» **RECORD SET**:
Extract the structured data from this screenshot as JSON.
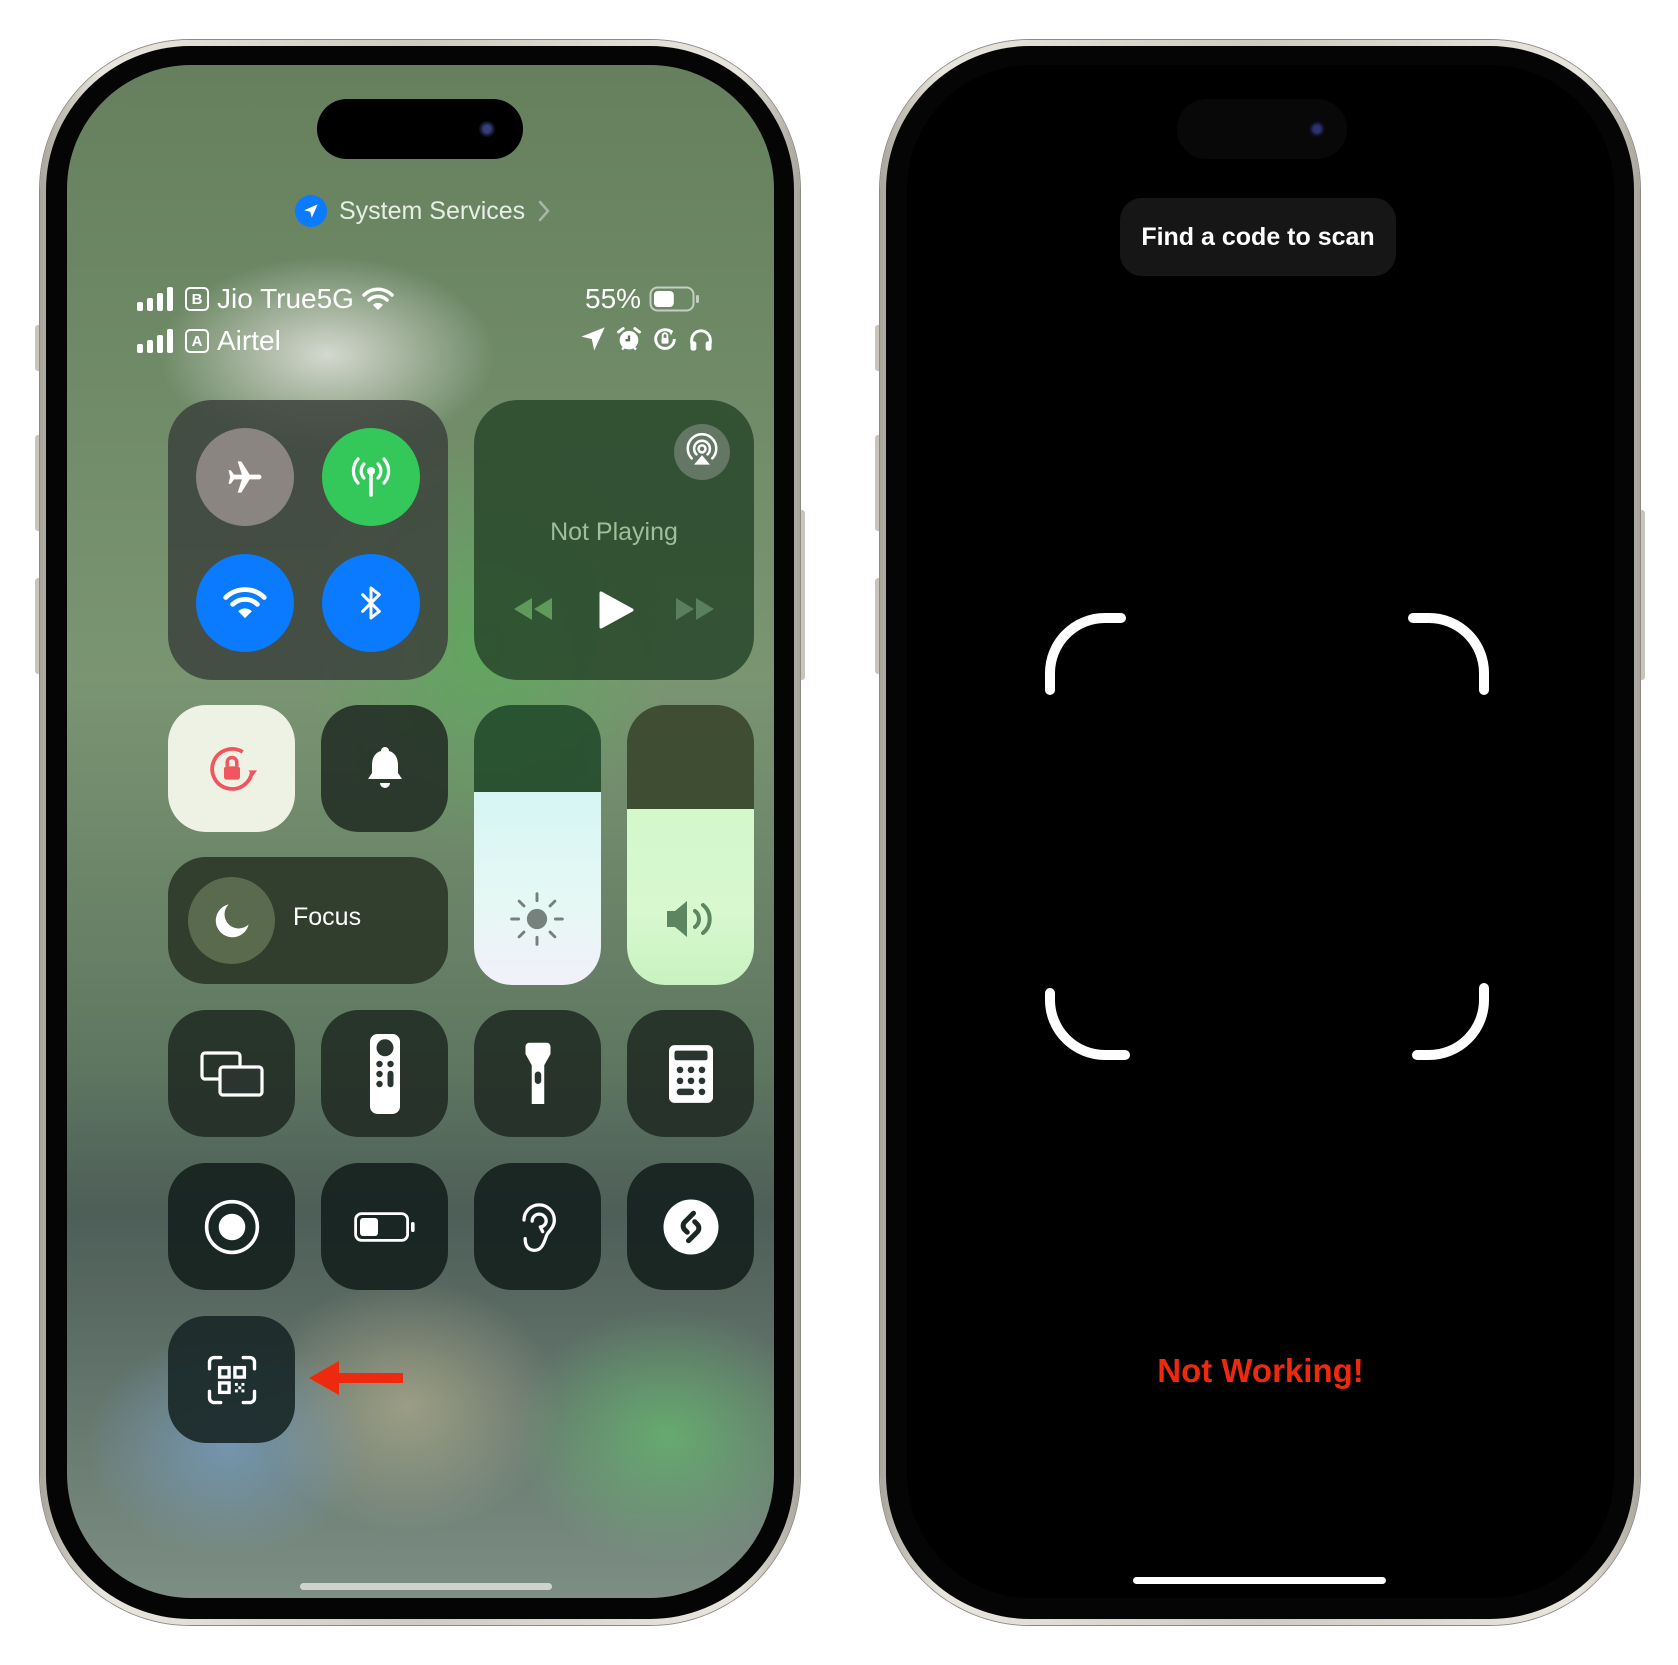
{
  "left_phone": {
    "location_banner": {
      "icon": "location-arrow-icon",
      "label": "System Services",
      "chevron": "chevron-right-icon"
    },
    "status_bar": {
      "sim1": {
        "badge": "B",
        "carrier": "Jio True5G",
        "signal_bars": 4,
        "wifi_icon": "wifi-icon"
      },
      "sim2": {
        "badge": "A",
        "carrier": "Airtel",
        "signal_bars": 4
      },
      "battery_percent": "55%",
      "battery_level": 0.55,
      "indicator_icons": [
        "location-icon",
        "alarm-icon",
        "orientation-lock-icon",
        "headphones-icon"
      ]
    },
    "control_center": {
      "connectivity": [
        {
          "name": "airplane-mode",
          "icon": "airplane-icon",
          "state": "off",
          "color": "#8a8580"
        },
        {
          "name": "cellular-data",
          "icon": "antenna-icon",
          "state": "on",
          "color": "#34c759"
        },
        {
          "name": "wifi",
          "icon": "wifi-icon",
          "state": "on",
          "color": "#0a7aff"
        },
        {
          "name": "bluetooth",
          "icon": "bluetooth-icon",
          "state": "on",
          "color": "#0a7aff"
        }
      ],
      "media": {
        "title": "Not Playing",
        "airplay_icon": "airplay-audio-icon",
        "controls": [
          "rewind-icon",
          "play-icon",
          "fast-forward-icon"
        ]
      },
      "orientation_lock": {
        "icon": "orientation-lock-icon",
        "state": "on",
        "accent": "#f0545c"
      },
      "silent_mode": {
        "icon": "bell-icon",
        "state": "off"
      },
      "focus": {
        "icon": "moon-icon",
        "label": "Focus"
      },
      "brightness": {
        "icon": "sun-icon",
        "level": 0.69
      },
      "volume": {
        "icon": "speaker-icon",
        "level": 0.63
      },
      "grid_row_1": [
        {
          "name": "screen-mirroring",
          "icon": "screen-mirroring-icon"
        },
        {
          "name": "apple-tv-remote",
          "icon": "remote-icon"
        },
        {
          "name": "flashlight",
          "icon": "flashlight-icon"
        },
        {
          "name": "calculator",
          "icon": "calculator-icon"
        }
      ],
      "grid_row_2": [
        {
          "name": "screen-recording",
          "icon": "record-icon"
        },
        {
          "name": "low-power-mode",
          "icon": "battery-icon"
        },
        {
          "name": "hearing",
          "icon": "ear-icon"
        },
        {
          "name": "shazam",
          "icon": "shazam-icon"
        }
      ],
      "code_scanner": {
        "name": "code-scanner",
        "icon": "qr-code-icon"
      },
      "annotation_arrow_color": "#ee2a0e"
    }
  },
  "right_phone": {
    "hint": "Find a code to scan",
    "viewfinder_icon": "viewfinder-brackets",
    "annotation": {
      "text": "Not Working!",
      "color": "#ee2a0e"
    }
  }
}
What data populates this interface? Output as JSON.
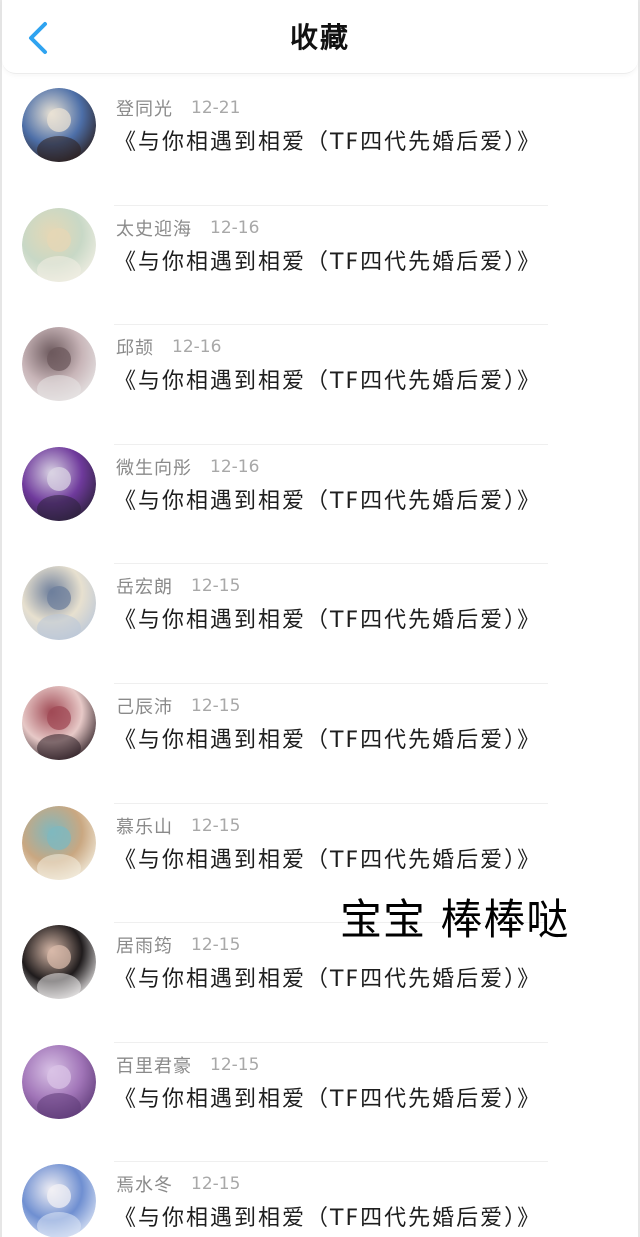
{
  "header": {
    "title": "收藏",
    "back_icon": "chevron-left-icon",
    "accent": "#2fa3f0"
  },
  "items": [
    {
      "author": "登同光",
      "date": "12-21",
      "title": "《与你相遇到相爱（TF四代先婚后爱）》",
      "avatar": "anime-character-avatar",
      "colors": [
        "#2b1d1a",
        "#4d6fa8",
        "#e9e2d4"
      ]
    },
    {
      "author": "太史迎海",
      "date": "12-16",
      "title": "《与你相遇到相爱（TF四代先婚后爱）》",
      "avatar": "cartoon-face-avatar",
      "colors": [
        "#f2efe4",
        "#c8d8c6",
        "#e5d7b5"
      ]
    },
    {
      "author": "邱颉",
      "date": "12-16",
      "title": "《与你相遇到相爱（TF四代先婚后爱）》",
      "avatar": "girl-photo-avatar",
      "colors": [
        "#e8e6e6",
        "#c8b5b8",
        "#6d5a5e"
      ]
    },
    {
      "author": "微生向彤",
      "date": "12-16",
      "title": "《与你相遇到相爱（TF四代先婚后爱）》",
      "avatar": "purple-car-avatar",
      "colors": [
        "#2a2138",
        "#6f3a9c",
        "#d9d3e3"
      ]
    },
    {
      "author": "岳宏朗",
      "date": "12-15",
      "title": "《与你相遇到相爱（TF四代先婚后爱）》",
      "avatar": "anime-boy-avatar",
      "colors": [
        "#b9c6d9",
        "#e7e0cf",
        "#6e7f9c"
      ]
    },
    {
      "author": "己辰沛",
      "date": "12-15",
      "title": "《与你相遇到相爱（TF四代先婚后爱）》",
      "avatar": "anime-girl-avatar",
      "colors": [
        "#2a1c22",
        "#e7c9c7",
        "#a04a55"
      ]
    },
    {
      "author": "慕乐山",
      "date": "12-15",
      "title": "《与你相遇到相爱（TF四代先婚后爱）》",
      "avatar": "sunlight-girl-avatar",
      "colors": [
        "#f4efe0",
        "#c9a781",
        "#7fb8bf"
      ]
    },
    {
      "author": "居雨筠",
      "date": "12-15",
      "title": "《与你相遇到相爱（TF四代先婚后爱）》",
      "avatar": "boy-photo-avatar",
      "colors": [
        "#f0eeee",
        "#1f1b1c",
        "#d8b9a9"
      ]
    },
    {
      "author": "百里君豪",
      "date": "12-15",
      "title": "《与你相遇到相爱（TF四代先婚后爱）》",
      "avatar": "purple-drops-avatar",
      "colors": [
        "#5d3a76",
        "#a175b8",
        "#d9c3e6"
      ]
    },
    {
      "author": "焉水冬",
      "date": "12-15",
      "title": "《与你相遇到相爱（TF四代先婚后爱）》",
      "avatar": "blue-hair-anime-avatar",
      "colors": [
        "#dfe7f6",
        "#6f8fd1",
        "#f2f0f4"
      ]
    }
  ],
  "overlay": {
    "text": "宝宝 棒棒哒"
  }
}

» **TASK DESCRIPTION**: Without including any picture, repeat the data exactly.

» **RESULT FOR THIS TASK**:
Extract the structured data from this screenshot as JSON.
{
  "left_phone": {
    "location_banner": {
      "icon": "location-arrow-icon",
      "label": "System Services",
      "chevron": "chevron-right-icon"
    },
    "status_bar": {
      "sim1": {
        "badge": "B",
        "carrier": "Jio True5G",
        "signal_bars": 4,
        "wifi_icon": "wifi-icon"
      },
      "sim2": {
        "badge": "A",
        "carrier": "Airtel",
        "signal_bars": 4
      },
      "battery_percent": "55%",
      "battery_level": 0.55,
      "indicator_icons": [
        "location-icon",
        "alarm-icon",
        "orientation-lock-icon",
        "headphones-icon"
      ]
    },
    "control_center": {
      "connectivity": [
        {
          "name": "airplane-mode",
          "icon": "airplane-icon",
          "state": "off",
          "color": "#8a8580"
        },
        {
          "name": "cellular-data",
          "icon": "antenna-icon",
          "state": "on",
          "color": "#34c759"
        },
        {
          "name": "wifi",
          "icon": "wifi-icon",
          "state": "on",
          "color": "#0a7aff"
        },
        {
          "name": "bluetooth",
          "icon": "bluetooth-icon",
          "state": "on",
          "color": "#0a7aff"
        }
      ],
      "media": {
        "title": "Not Playing",
        "airplay_icon": "airplay-audio-icon",
        "controls": [
          "rewind-icon",
          "play-icon",
          "fast-forward-icon"
        ]
      },
      "orientation_lock": {
        "icon": "orientation-lock-icon",
        "state": "on",
        "accent": "#f0545c"
      },
      "silent_mode": {
        "icon": "bell-icon",
        "state": "off"
      },
      "focus": {
        "icon": "moon-icon",
        "label": "Focus"
      },
      "brightness": {
        "icon": "sun-icon",
        "level": 0.69
      },
      "volume": {
        "icon": "speaker-icon",
        "level": 0.63
      },
      "grid_row_1": [
        {
          "name": "screen-mirroring",
          "icon": "screen-mirroring-icon"
        },
        {
          "name": "apple-tv-remote",
          "icon": "remote-icon"
        },
        {
          "name": "flashlight",
          "icon": "flashlight-icon"
        },
        {
          "name": "calculator",
          "icon": "calculator-icon"
        }
      ],
      "grid_row_2": [
        {
          "name": "screen-recording",
          "icon": "record-icon"
        },
        {
          "name": "low-power-mode",
          "icon": "battery-icon"
        },
        {
          "name": "hearing",
          "icon": "ear-icon"
        },
        {
          "name": "shazam",
          "icon": "shazam-icon"
        }
      ],
      "code_scanner": {
        "name": "code-scanner",
        "icon": "qr-code-icon"
      },
      "annotation_arrow_color": "#ee2a0e"
    }
  },
  "right_phone": {
    "hint": "Find a code to scan",
    "viewfinder_icon": "viewfinder-brackets",
    "annotation": {
      "text": "Not Working!",
      "color": "#ee2a0e"
    }
  }
}
What data populates this interface? Output as JSON.
{
  "header": {
    "title": "收藏",
    "back_icon": "chevron-left-icon",
    "accent": "#2fa3f0"
  },
  "items": [
    {
      "author": "登同光",
      "date": "12-21",
      "title": "《与你相遇到相爱（TF四代先婚后爱）》",
      "avatar": "anime-character-avatar",
      "colors": [
        "#2b1d1a",
        "#4d6fa8",
        "#e9e2d4"
      ]
    },
    {
      "author": "太史迎海",
      "date": "12-16",
      "title": "《与你相遇到相爱（TF四代先婚后爱）》",
      "avatar": "cartoon-face-avatar",
      "colors": [
        "#f2efe4",
        "#c8d8c6",
        "#e5d7b5"
      ]
    },
    {
      "author": "邱颉",
      "date": "12-16",
      "title": "《与你相遇到相爱（TF四代先婚后爱）》",
      "avatar": "girl-photo-avatar",
      "colors": [
        "#e8e6e6",
        "#c8b5b8",
        "#6d5a5e"
      ]
    },
    {
      "author": "微生向彤",
      "date": "12-16",
      "title": "《与你相遇到相爱（TF四代先婚后爱）》",
      "avatar": "purple-car-avatar",
      "colors": [
        "#2a2138",
        "#6f3a9c",
        "#d9d3e3"
      ]
    },
    {
      "author": "岳宏朗",
      "date": "12-15",
      "title": "《与你相遇到相爱（TF四代先婚后爱）》",
      "avatar": "anime-boy-avatar",
      "colors": [
        "#b9c6d9",
        "#e7e0cf",
        "#6e7f9c"
      ]
    },
    {
      "author": "己辰沛",
      "date": "12-15",
      "title": "《与你相遇到相爱（TF四代先婚后爱）》",
      "avatar": "anime-girl-avatar",
      "colors": [
        "#2a1c22",
        "#e7c9c7",
        "#a04a55"
      ]
    },
    {
      "author": "慕乐山",
      "date": "12-15",
      "title": "《与你相遇到相爱（TF四代先婚后爱）》",
      "avatar": "sunlight-girl-avatar",
      "colors": [
        "#f4efe0",
        "#c9a781",
        "#7fb8bf"
      ]
    },
    {
      "author": "居雨筠",
      "date": "12-15",
      "title": "《与你相遇到相爱（TF四代先婚后爱）》",
      "avatar": "boy-photo-avatar",
      "colors": [
        "#f0eeee",
        "#1f1b1c",
        "#d8b9a9"
      ]
    },
    {
      "author": "百里君豪",
      "date": "12-15",
      "title": "《与你相遇到相爱（TF四代先婚后爱）》",
      "avatar": "purple-drops-avatar",
      "colors": [
        "#5d3a76",
        "#a175b8",
        "#d9c3e6"
      ]
    },
    {
      "author": "焉水冬",
      "date": "12-15",
      "title": "《与你相遇到相爱（TF四代先婚后爱）》",
      "avatar": "blue-hair-anime-avatar",
      "colors": [
        "#dfe7f6",
        "#6f8fd1",
        "#f2f0f4"
      ]
    }
  ],
  "overlay": {
    "text": "宝宝 棒棒哒"
  }
}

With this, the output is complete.